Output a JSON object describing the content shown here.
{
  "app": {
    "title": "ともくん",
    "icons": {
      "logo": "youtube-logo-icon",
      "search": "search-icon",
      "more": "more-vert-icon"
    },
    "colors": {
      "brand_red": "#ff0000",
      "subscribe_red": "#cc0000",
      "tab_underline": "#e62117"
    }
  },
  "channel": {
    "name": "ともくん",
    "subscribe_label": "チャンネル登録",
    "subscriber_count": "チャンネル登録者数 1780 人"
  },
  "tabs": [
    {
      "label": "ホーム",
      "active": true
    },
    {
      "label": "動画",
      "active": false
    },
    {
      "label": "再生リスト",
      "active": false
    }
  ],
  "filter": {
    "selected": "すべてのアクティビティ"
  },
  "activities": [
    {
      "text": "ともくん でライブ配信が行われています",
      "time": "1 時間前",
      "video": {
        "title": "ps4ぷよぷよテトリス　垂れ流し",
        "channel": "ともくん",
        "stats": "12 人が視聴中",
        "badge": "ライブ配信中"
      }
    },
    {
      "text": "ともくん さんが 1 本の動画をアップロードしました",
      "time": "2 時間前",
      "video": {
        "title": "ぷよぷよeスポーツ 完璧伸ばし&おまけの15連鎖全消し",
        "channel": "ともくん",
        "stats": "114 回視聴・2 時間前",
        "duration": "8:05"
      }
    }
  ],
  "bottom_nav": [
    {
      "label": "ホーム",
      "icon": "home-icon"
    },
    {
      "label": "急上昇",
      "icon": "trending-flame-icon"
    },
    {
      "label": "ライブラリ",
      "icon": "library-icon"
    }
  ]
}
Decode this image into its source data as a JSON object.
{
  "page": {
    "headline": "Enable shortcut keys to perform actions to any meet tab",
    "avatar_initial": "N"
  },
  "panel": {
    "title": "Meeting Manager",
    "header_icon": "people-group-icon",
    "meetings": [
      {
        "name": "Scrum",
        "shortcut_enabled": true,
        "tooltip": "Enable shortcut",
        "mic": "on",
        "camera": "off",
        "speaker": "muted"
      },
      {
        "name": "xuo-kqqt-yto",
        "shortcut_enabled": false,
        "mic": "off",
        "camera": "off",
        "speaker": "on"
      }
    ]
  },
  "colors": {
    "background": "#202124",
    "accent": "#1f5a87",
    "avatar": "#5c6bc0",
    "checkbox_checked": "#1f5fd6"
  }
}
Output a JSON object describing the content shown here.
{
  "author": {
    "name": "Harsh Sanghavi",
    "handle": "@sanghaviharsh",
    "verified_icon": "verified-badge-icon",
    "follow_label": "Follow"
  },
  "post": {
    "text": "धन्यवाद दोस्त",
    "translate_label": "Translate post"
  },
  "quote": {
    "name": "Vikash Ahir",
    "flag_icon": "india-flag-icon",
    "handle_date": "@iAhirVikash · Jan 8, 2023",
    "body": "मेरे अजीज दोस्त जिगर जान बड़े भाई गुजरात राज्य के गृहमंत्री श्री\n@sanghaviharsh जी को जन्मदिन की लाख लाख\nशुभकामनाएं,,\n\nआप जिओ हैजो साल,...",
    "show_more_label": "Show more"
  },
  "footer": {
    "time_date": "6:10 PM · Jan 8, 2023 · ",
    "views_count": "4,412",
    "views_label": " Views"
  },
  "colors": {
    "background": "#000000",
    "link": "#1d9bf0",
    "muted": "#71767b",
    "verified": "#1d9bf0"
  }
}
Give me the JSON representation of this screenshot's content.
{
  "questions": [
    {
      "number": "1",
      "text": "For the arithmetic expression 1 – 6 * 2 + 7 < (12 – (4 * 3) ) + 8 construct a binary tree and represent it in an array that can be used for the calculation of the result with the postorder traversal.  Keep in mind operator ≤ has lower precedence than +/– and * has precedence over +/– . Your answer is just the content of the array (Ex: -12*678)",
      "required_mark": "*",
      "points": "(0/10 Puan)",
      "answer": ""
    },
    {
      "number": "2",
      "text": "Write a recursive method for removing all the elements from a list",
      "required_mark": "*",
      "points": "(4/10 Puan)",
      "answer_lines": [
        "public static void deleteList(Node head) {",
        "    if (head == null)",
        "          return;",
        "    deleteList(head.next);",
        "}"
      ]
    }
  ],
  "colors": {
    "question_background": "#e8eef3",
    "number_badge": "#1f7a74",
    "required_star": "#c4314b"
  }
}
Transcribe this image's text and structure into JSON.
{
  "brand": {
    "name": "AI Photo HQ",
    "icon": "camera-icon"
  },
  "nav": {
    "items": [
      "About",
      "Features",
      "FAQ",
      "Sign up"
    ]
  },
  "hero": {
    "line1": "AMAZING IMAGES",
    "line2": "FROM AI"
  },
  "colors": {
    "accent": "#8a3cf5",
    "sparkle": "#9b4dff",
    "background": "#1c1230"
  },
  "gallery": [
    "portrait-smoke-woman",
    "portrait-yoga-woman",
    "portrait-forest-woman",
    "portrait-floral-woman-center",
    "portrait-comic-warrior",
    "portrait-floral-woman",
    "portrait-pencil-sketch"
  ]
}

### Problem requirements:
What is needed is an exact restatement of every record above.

### Problem solution:
Output a JSON object describing the content shown here.
{
  "app": {
    "title": "ともくん",
    "icons": {
      "logo": "youtube-logo-icon",
      "search": "search-icon",
      "more": "more-vert-icon"
    },
    "colors": {
      "brand_red": "#ff0000",
      "subscribe_red": "#cc0000",
      "tab_underline": "#e62117"
    }
  },
  "channel": {
    "name": "ともくん",
    "subscribe_label": "チャンネル登録",
    "subscriber_count": "チャンネル登録者数 1780 人"
  },
  "tabs": [
    {
      "label": "ホーム",
      "active": true
    },
    {
      "label": "動画",
      "active": false
    },
    {
      "label": "再生リスト",
      "active": false
    }
  ],
  "filter": {
    "selected": "すべてのアクティビティ"
  },
  "activities": [
    {
      "text": "ともくん でライブ配信が行われています",
      "time": "1 時間前",
      "video": {
        "title": "ps4ぷよぷよテトリス　垂れ流し",
        "channel": "ともくん",
        "stats": "12 人が視聴中",
        "badge": "ライブ配信中"
      }
    },
    {
      "text": "ともくん さんが 1 本の動画をアップロードしました",
      "time": "2 時間前",
      "video": {
        "title": "ぷよぷよeスポーツ 完璧伸ばし&おまけの15連鎖全消し",
        "channel": "ともくん",
        "stats": "114 回視聴・2 時間前",
        "duration": "8:05"
      }
    }
  ],
  "bottom_nav": [
    {
      "label": "ホーム",
      "icon": "home-icon"
    },
    {
      "label": "急上昇",
      "icon": "trending-flame-icon"
    },
    {
      "label": "ライブラリ",
      "icon": "library-icon"
    }
  ]
}
Decode this image into its source data as a JSON object.
{
  "page": {
    "headline": "Enable shortcut keys to perform actions to any meet tab",
    "avatar_initial": "N"
  },
  "panel": {
    "title": "Meeting Manager",
    "header_icon": "people-group-icon",
    "meetings": [
      {
        "name": "Scrum",
        "shortcut_enabled": true,
        "tooltip": "Enable shortcut",
        "mic": "on",
        "camera": "off",
        "speaker": "muted"
      },
      {
        "name": "xuo-kqqt-yto",
        "shortcut_enabled": false,
        "mic": "off",
        "camera": "off",
        "speaker": "on"
      }
    ]
  },
  "colors": {
    "background": "#202124",
    "accent": "#1f5a87",
    "avatar": "#5c6bc0",
    "checkbox_checked": "#1f5fd6"
  }
}
Output a JSON object describing the content shown here.
{
  "author": {
    "name": "Harsh Sanghavi",
    "handle": "@sanghaviharsh",
    "verified_icon": "verified-badge-icon",
    "follow_label": "Follow"
  },
  "post": {
    "text": "धन्यवाद दोस्त",
    "translate_label": "Translate post"
  },
  "quote": {
    "name": "Vikash Ahir",
    "flag_icon": "india-flag-icon",
    "handle_date": "@iAhirVikash · Jan 8, 2023",
    "body": "मेरे अजीज दोस्त जिगर जान बड़े भाई गुजरात राज्य के गृहमंत्री श्री\n@sanghaviharsh जी को जन्मदिन की लाख लाख\nशुभकामनाएं,,\n\nआप जिओ हैजो साल,...",
    "show_more_label": "Show more"
  },
  "footer": {
    "time_date": "6:10 PM · Jan 8, 2023 · ",
    "views_count": "4,412",
    "views_label": " Views"
  },
  "colors": {
    "background": "#000000",
    "link": "#1d9bf0",
    "muted": "#71767b",
    "verified": "#1d9bf0"
  }
}
Give me the JSON representation of this screenshot's content.
{
  "questions": [
    {
      "number": "1",
      "text": "For the arithmetic expression 1 – 6 * 2 + 7 < (12 – (4 * 3) ) + 8 construct a binary tree and represent it in an array that can be used for the calculation of the result with the postorder traversal.  Keep in mind operator ≤ has lower precedence than +/– and * has precedence over +/– . Your answer is just the content of the array (Ex: -12*678)",
      "required_mark": "*",
      "points": "(0/10 Puan)",
      "answer": ""
    },
    {
      "number": "2",
      "text": "Write a recursive method for removing all the elements from a list",
      "required_mark": "*",
      "points": "(4/10 Puan)",
      "answer_lines": [
        "public static void deleteList(Node head) {",
        "    if (head == null)",
        "          return;",
        "    deleteList(head.next);",
        "}"
      ]
    }
  ],
  "colors": {
    "question_background": "#e8eef3",
    "number_badge": "#1f7a74",
    "required_star": "#c4314b"
  }
}
Transcribe this image's text and structure into JSON.
{
  "brand": {
    "name": "AI Photo HQ",
    "icon": "camera-icon"
  },
  "nav": {
    "items": [
      "About",
      "Features",
      "FAQ",
      "Sign up"
    ]
  },
  "hero": {
    "line1": "AMAZING IMAGES",
    "line2": "FROM AI"
  },
  "colors": {
    "accent": "#8a3cf5",
    "sparkle": "#9b4dff",
    "background": "#1c1230"
  },
  "gallery": [
    "portrait-smoke-woman",
    "portrait-yoga-woman",
    "portrait-forest-woman",
    "portrait-floral-woman-center",
    "portrait-comic-warrior",
    "portrait-floral-woman",
    "portrait-pencil-sketch"
  ]
}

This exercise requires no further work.